Daniel "Jake" Koch, acting chief interpreter for Bent’s Old Fort, has been on duty since the fall. At one historical enactment event he demonstrated various types of firearms available at Bent’s Old Fort, so you may have already seen him in action.

Koch, a serious student of history, formerly aspired to being a history teacher at a college or university but became fascinated with interpreting history to the general public while he was a graduate student.

“Working with John [Carson] at Bent’s Old Fort is my dream job,” Koch told the Bent County Democrat. “I have been referred to as ‘the new Greg Holt.’ I’m an interpretive ranger here, so I work with John [Carson], kind of the day-to-day operations of the Fort, giving programs, planning interpretive operations, planning events, working with livestock.”

Koch grew up in Ohio in a family whose vacations were spent visiting historic sites and national parks.

“I went to college for history and graduate school, but while I interned at Harper’s Ferry National Historic Park, I really got a taste for public history. I had been looking to go more academic before that, but I really liked the interaction with people.”

Koch met his wife, Carly, when they were both in graduate school at East Tennessee State University. They have a son, Abraham, who will be 4 in October. The family is living in Las Animas, where Carly is a special education assistant and technical consultant at the school.

Koch started with the National Park Service at the Vicksburg National Historic Site when he was in graduate school.

“It’s a happy place," Koch said about the fort. "The stories are about the traders during the time the fort was active.”

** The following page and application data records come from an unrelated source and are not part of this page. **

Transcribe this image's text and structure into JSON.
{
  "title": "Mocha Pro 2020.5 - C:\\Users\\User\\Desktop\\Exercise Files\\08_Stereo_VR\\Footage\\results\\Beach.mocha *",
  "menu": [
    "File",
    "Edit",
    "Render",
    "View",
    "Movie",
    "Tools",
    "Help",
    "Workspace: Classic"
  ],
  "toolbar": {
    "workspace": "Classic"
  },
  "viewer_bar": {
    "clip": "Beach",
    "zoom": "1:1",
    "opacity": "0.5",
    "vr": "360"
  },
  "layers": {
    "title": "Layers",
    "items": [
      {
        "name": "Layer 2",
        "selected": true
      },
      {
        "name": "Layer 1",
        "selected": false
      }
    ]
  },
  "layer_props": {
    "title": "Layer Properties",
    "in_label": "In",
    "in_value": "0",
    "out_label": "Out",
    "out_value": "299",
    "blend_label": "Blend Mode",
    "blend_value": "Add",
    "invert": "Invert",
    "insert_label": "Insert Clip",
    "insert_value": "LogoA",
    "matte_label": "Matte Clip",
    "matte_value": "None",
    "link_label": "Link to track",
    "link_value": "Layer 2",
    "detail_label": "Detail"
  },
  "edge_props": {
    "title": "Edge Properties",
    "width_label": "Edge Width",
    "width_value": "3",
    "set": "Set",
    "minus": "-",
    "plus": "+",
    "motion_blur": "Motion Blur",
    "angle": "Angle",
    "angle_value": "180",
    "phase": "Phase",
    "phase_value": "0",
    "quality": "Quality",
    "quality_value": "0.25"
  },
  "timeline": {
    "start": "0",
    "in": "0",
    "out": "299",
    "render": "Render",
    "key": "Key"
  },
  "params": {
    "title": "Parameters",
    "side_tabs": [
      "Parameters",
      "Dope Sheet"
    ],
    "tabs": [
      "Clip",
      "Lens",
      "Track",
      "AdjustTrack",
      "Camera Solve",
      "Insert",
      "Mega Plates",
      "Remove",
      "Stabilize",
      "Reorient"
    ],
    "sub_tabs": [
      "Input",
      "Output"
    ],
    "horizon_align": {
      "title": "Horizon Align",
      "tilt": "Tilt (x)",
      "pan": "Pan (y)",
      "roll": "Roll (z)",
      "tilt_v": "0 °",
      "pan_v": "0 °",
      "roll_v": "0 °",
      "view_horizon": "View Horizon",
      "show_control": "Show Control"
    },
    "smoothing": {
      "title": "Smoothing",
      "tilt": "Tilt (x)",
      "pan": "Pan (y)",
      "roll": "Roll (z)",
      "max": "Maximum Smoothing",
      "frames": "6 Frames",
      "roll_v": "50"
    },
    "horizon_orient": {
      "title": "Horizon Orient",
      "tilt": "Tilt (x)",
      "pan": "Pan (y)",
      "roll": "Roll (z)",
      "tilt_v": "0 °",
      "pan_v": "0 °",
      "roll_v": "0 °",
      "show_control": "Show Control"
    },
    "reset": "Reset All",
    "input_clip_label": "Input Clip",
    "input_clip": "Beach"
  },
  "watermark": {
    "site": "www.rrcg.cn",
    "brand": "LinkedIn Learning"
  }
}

Abraham speaks of the gort as “Papa’s Castle.” He likes coming out and looking at the horses.

Koch’s last job before coming to Colorado was at Andersonville Historic Site, a National Historic Center for Prisoners of War.

“Andersonville is an important site, and the stories of the men who were prisoners of war were touching, but it was a tough place," said Koch. "The stories were hard to take in.”

KOch finds the trappers’ stories more uplifting.

“Until the very end of the fort, it’s a really happy story, with all these groups coming together. So it’s a switch. And the weather, too. I grew up with snow, and - living in Mississippi - you can count on one hand the number of times we saw snow.

"Of course, it’s losing some of its novelty now," Koch said jokingly. "I love the wide open, the plains, and my wife grew up near the mountains in east Tennessee. She loves seeing the mountains and being near enough to drive to them.”

Koch pointed out that the duration of the fort’s existence isn’t really so short compared with other fur trading company posts. The Bent, St. Vrain & Company was the third longest-lived trading post after the Hudson’s Bay Company and the American Fur Company.

Koch is looking forward to the next event at the Fort: Frontier Skills Day, on March 16, will provide adults an opportunity to experience fur trade frontier life of the 1830s and 1840s.

Participants must be 18 years of age or older and must pre-register. The application form is available on the Bent’s Old Fort website, or drive out or mail the headquarters at 35110 CO 194, La Junta.

Only a small number of applicants are accepted for each skill: laborer, trader/clerk, carpenter, blacksmith, trapper/hunter and domestic.